[Extracted data entries]
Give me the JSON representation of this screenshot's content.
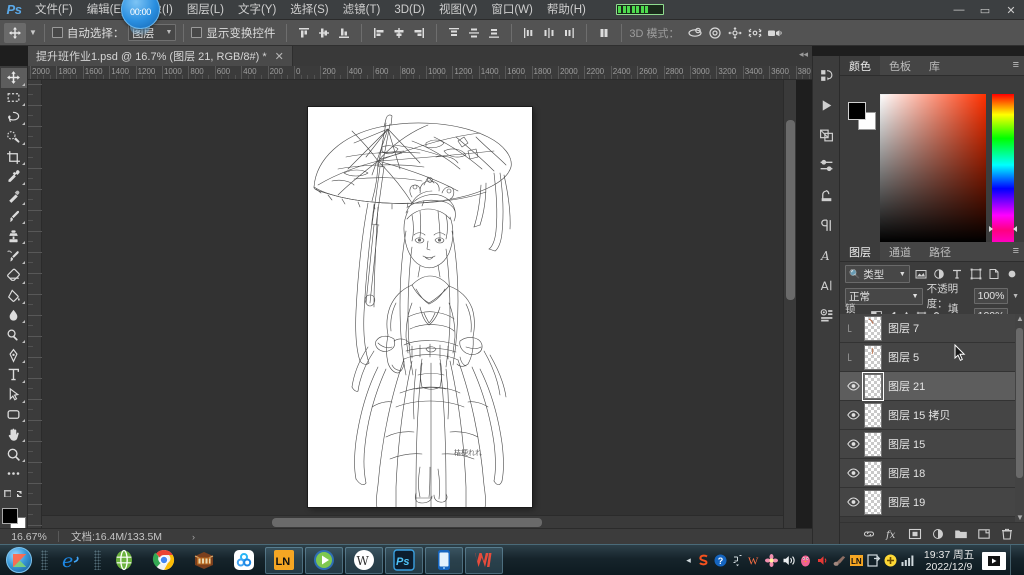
{
  "app": {
    "name": "Ps",
    "timer": "00:00"
  },
  "menubar": {
    "items": [
      {
        "label": "文件(F)"
      },
      {
        "label": "编辑(E)"
      },
      {
        "label": "图像(I)"
      },
      {
        "label": "图层(L)"
      },
      {
        "label": "文字(Y)"
      },
      {
        "label": "选择(S)"
      },
      {
        "label": "滤镜(T)"
      },
      {
        "label": "3D(D)"
      },
      {
        "label": "视图(V)"
      },
      {
        "label": "窗口(W)"
      },
      {
        "label": "帮助(H)"
      }
    ],
    "window_controls": {
      "minimize": "—",
      "maximize": "▭",
      "close": "✕"
    }
  },
  "options_bar": {
    "tool_icon": "move-tool-icon",
    "auto_select_label": "自动选择：",
    "auto_select_value": "图层",
    "show_transform_label": "显示变换控件",
    "mode3d_label": "3D 模式：",
    "align_icons": [
      "align-top-edges-icon",
      "align-vertical-centers-icon",
      "align-bottom-edges-icon",
      "align-left-edges-icon",
      "align-horizontal-centers-icon",
      "align-right-edges-icon"
    ],
    "align_icons2": [
      "distribute-top-icon",
      "distribute-vertical-center-icon",
      "distribute-bottom-icon",
      "distribute-left-icon",
      "distribute-horizontal-center-icon",
      "distribute-right-icon"
    ],
    "extra_icons": [
      "align-distribute-panel-icon"
    ],
    "mode3d_icons": [
      "orbit-3d-icon",
      "roll-3d-icon",
      "pan-3d-icon",
      "slide-3d-icon",
      "zoom-3d-icon"
    ]
  },
  "document": {
    "tab_title": "提升班作业1.psd @ 16.7% (图层 21, RGB/8#) *",
    "close_glyph": "✕"
  },
  "rulers": {
    "horizontal": [
      "2000",
      "1800",
      "1600",
      "1400",
      "1200",
      "1000",
      "800",
      "600",
      "400",
      "200",
      "0",
      "200",
      "400",
      "600",
      "800",
      "1000",
      "1200",
      "1400",
      "1600",
      "1800",
      "2000",
      "2200",
      "2400",
      "2600",
      "2800",
      "3000",
      "3200",
      "3400",
      "3600",
      "380"
    ],
    "unit": "px"
  },
  "toolbar": {
    "tools": [
      {
        "name": "move-tool",
        "icon": "move-icon",
        "active": true
      },
      {
        "name": "marquee-tool",
        "icon": "rectangular-marquee-icon",
        "active": false
      },
      {
        "name": "lasso-tool",
        "icon": "lasso-icon",
        "active": false
      },
      {
        "name": "quick-selection-tool",
        "icon": "quick-selection-icon",
        "active": false
      },
      {
        "name": "crop-tool",
        "icon": "crop-icon",
        "active": false
      },
      {
        "name": "eyedropper-tool",
        "icon": "eyedropper-icon",
        "active": false
      },
      {
        "name": "spot-healing-tool",
        "icon": "healing-brush-icon",
        "active": false
      },
      {
        "name": "brush-tool",
        "icon": "brush-icon",
        "active": false
      },
      {
        "name": "clone-stamp-tool",
        "icon": "clone-stamp-icon",
        "active": false
      },
      {
        "name": "history-brush-tool",
        "icon": "history-brush-icon",
        "active": false
      },
      {
        "name": "eraser-tool",
        "icon": "eraser-icon",
        "active": false
      },
      {
        "name": "gradient-tool",
        "icon": "paint-bucket-icon",
        "active": false
      },
      {
        "name": "blur-tool",
        "icon": "blur-drop-icon",
        "active": false
      },
      {
        "name": "dodge-tool",
        "icon": "dodge-icon",
        "active": false
      },
      {
        "name": "pen-tool",
        "icon": "pen-icon",
        "active": false
      },
      {
        "name": "type-tool",
        "icon": "type-T-icon",
        "active": false
      },
      {
        "name": "path-selection-tool",
        "icon": "path-arrow-icon",
        "active": false
      },
      {
        "name": "shape-tool",
        "icon": "rounded-rectangle-icon",
        "active": false
      },
      {
        "name": "hand-tool",
        "icon": "hand-icon",
        "active": false
      },
      {
        "name": "zoom-tool",
        "icon": "magnifier-icon",
        "active": false
      },
      {
        "name": "edit-toolbar",
        "icon": "ellipsis-icon",
        "active": false
      },
      {
        "name": "quick-mask",
        "icon": "quick-mask-icon",
        "active": false
      }
    ],
    "foreground_color": "#000000",
    "background_color": "#ffffff"
  },
  "icon_dock": {
    "items": [
      {
        "name": "history-panel-icon"
      },
      {
        "name": "actions-play-icon"
      },
      {
        "name": "properties-panel-icon"
      },
      {
        "name": "adjustments-panel-icon"
      },
      {
        "name": "libraries-panel-icon"
      },
      {
        "name": "paragraph-panel-icon"
      },
      {
        "name": "character-styles-icon"
      },
      {
        "name": "character-panel-icon"
      },
      {
        "name": "brush-presets-icon"
      }
    ]
  },
  "color_panel": {
    "tabs": [
      {
        "label": "颜色",
        "active": true
      },
      {
        "label": "色板",
        "active": false
      },
      {
        "label": "库",
        "active": false
      }
    ],
    "foreground": "#000000",
    "background": "#ffffff",
    "accent": "#ff3000"
  },
  "layers_panel": {
    "tabs": [
      {
        "label": "图层",
        "active": true
      },
      {
        "label": "通道",
        "active": false
      },
      {
        "label": "路径",
        "active": false
      }
    ],
    "filter_label": "类型",
    "filter_icons": [
      "pixel-filter-icon",
      "adjustment-filter-icon",
      "type-filter-icon",
      "shape-filter-icon",
      "smart-object-filter-icon",
      "filter-toggle-icon"
    ],
    "blend_mode": "正常",
    "opacity_label": "不透明度：",
    "opacity_value": "100%",
    "lock_label": "锁定：",
    "lock_icons": [
      "lock-transparent-pixels-icon",
      "lock-image-pixels-icon",
      "lock-position-icon",
      "lock-artboard-icon",
      "lock-all-icon"
    ],
    "fill_label": "填充：",
    "fill_value": "100%",
    "layers": [
      {
        "name": "图层 7",
        "visible": false,
        "selected": false
      },
      {
        "name": "图层 5",
        "visible": false,
        "selected": false
      },
      {
        "name": "图层 21",
        "visible": true,
        "selected": true
      },
      {
        "name": "图层 15 拷贝",
        "visible": true,
        "selected": false
      },
      {
        "name": "图层 15",
        "visible": true,
        "selected": false
      },
      {
        "name": "图层 18",
        "visible": true,
        "selected": false
      },
      {
        "name": "图层 19",
        "visible": true,
        "selected": false
      }
    ],
    "bottom_icons": [
      "link-layers-icon",
      "layer-style-fx-icon",
      "add-layer-mask-icon",
      "new-adjustment-layer-icon",
      "new-group-icon",
      "new-layer-icon",
      "delete-layer-icon"
    ]
  },
  "status_bar": {
    "zoom": "16.67%",
    "doc_info": "文档:16.4M/133.5M",
    "arrow": "›"
  },
  "taskbar": {
    "start": "windows-start-orb-icon",
    "items": [
      {
        "name": "internet-explorer-icon",
        "open": false
      },
      {
        "name": "green-browser-icon",
        "open": false
      },
      {
        "name": "google-chrome-icon",
        "open": false
      },
      {
        "name": "winrar-icon",
        "open": false
      },
      {
        "name": "cloud-sync-icon",
        "open": false
      },
      {
        "name": "ln-app-icon",
        "label": "LN",
        "open": true
      },
      {
        "name": "media-player-icon",
        "open": true
      },
      {
        "name": "w-circle-app-icon",
        "open": true
      },
      {
        "name": "photoshop-icon",
        "label": "Ps",
        "open": true
      },
      {
        "name": "phone-app-icon",
        "open": true
      },
      {
        "name": "wps-office-icon",
        "open": true
      }
    ],
    "tray_icons": [
      "sogou-input-icon",
      "help-icon",
      "network-share-icon",
      "w-tray-icon",
      "flower-icon",
      "volume-icon",
      "penguin-qq-icon",
      "red-speaker-icon",
      "violin-icon",
      "ln-tray-icon",
      "device-icon",
      "plus-circle-icon",
      "signal-bars-icon"
    ],
    "clock_time": "19:37 周五",
    "clock_date": "2022/12/9",
    "show_desktop": "show-desktop-button"
  },
  "artwork": {
    "description": "line-art sketch of a woman in traditional dress holding a parasol",
    "signature": "桔梗れれ"
  }
}
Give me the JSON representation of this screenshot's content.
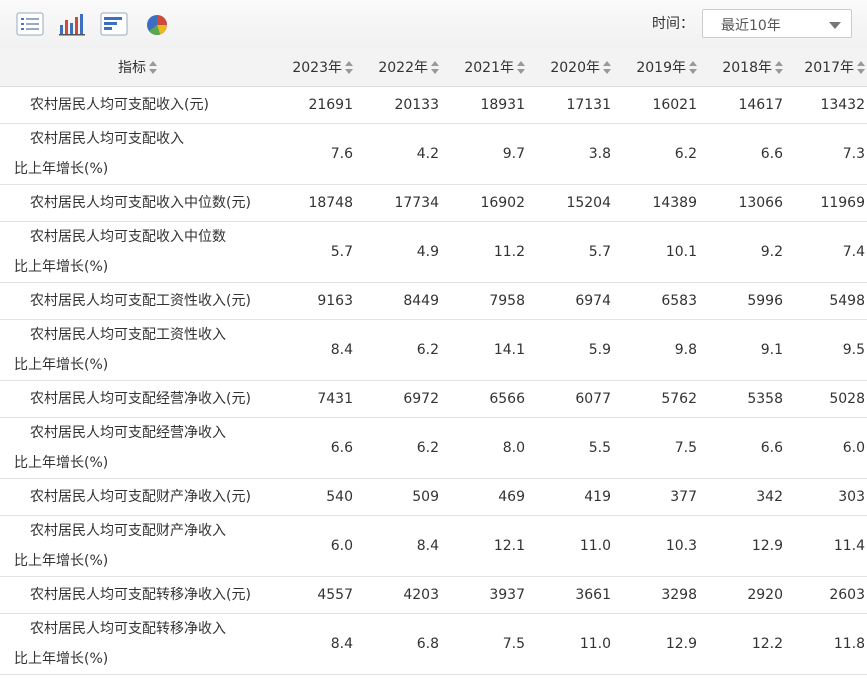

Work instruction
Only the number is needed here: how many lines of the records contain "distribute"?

Written response
7